:: TASK REQUIREMENTS ::
Leave every picture out, and write out the remaining entries exactly.

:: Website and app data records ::
--- START ---
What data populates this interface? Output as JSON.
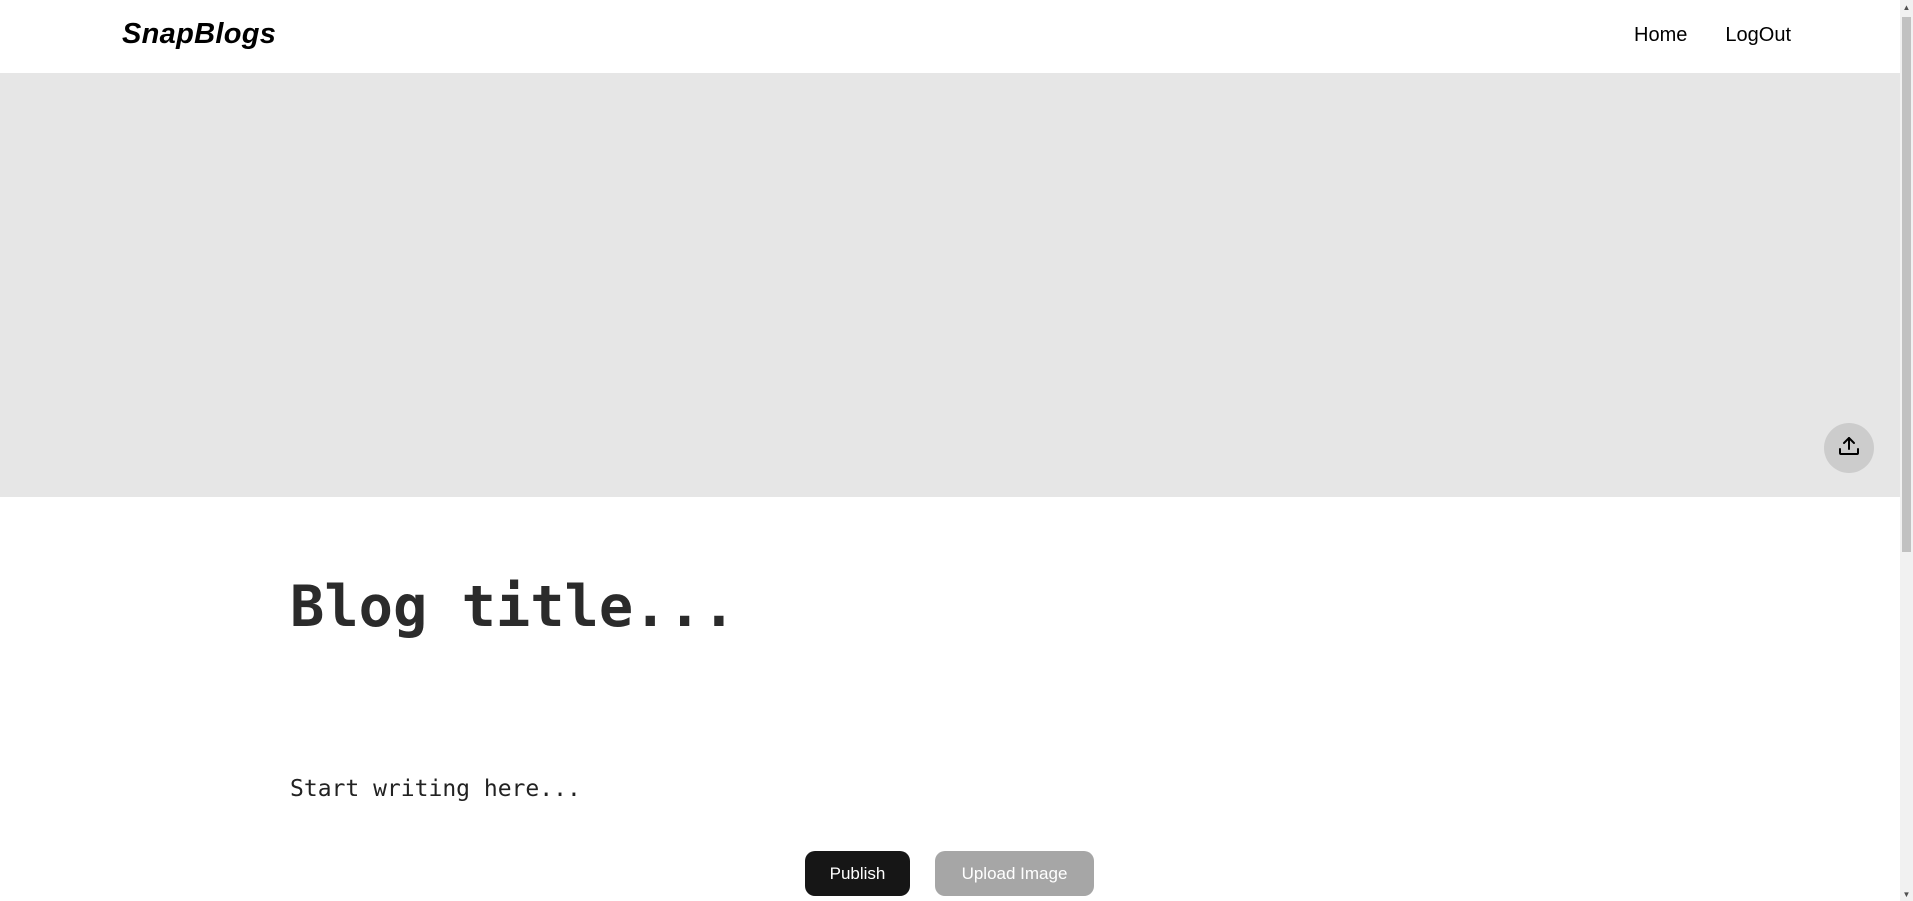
{
  "navbar": {
    "brand": "SnapBlogs",
    "links": [
      {
        "label": "Home"
      },
      {
        "label": "LogOut"
      }
    ]
  },
  "cover": {
    "upload_icon": "upload-icon"
  },
  "editor": {
    "title_placeholder": "Blog title...",
    "body_placeholder": "Start writing here..."
  },
  "actions": {
    "publish_label": "Publish",
    "upload_image_label": "Upload Image"
  },
  "colors": {
    "cover_bg": "#e6e6e6",
    "publish_bg": "#161616",
    "upload_bg": "#a6a6a6",
    "upload_circle_bg": "#cccccc"
  }
}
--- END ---
:: WRITTEN RESPONSE ::
What data populates this interface? Output as JSON.
{
  "navbar": {
    "brand": "SnapBlogs",
    "links": [
      {
        "label": "Home"
      },
      {
        "label": "LogOut"
      }
    ]
  },
  "cover": {
    "upload_icon": "upload-icon"
  },
  "editor": {
    "title_placeholder": "Blog title...",
    "body_placeholder": "Start writing here..."
  },
  "actions": {
    "publish_label": "Publish",
    "upload_image_label": "Upload Image"
  },
  "colors": {
    "cover_bg": "#e6e6e6",
    "publish_bg": "#161616",
    "upload_bg": "#a6a6a6",
    "upload_circle_bg": "#cccccc"
  }
}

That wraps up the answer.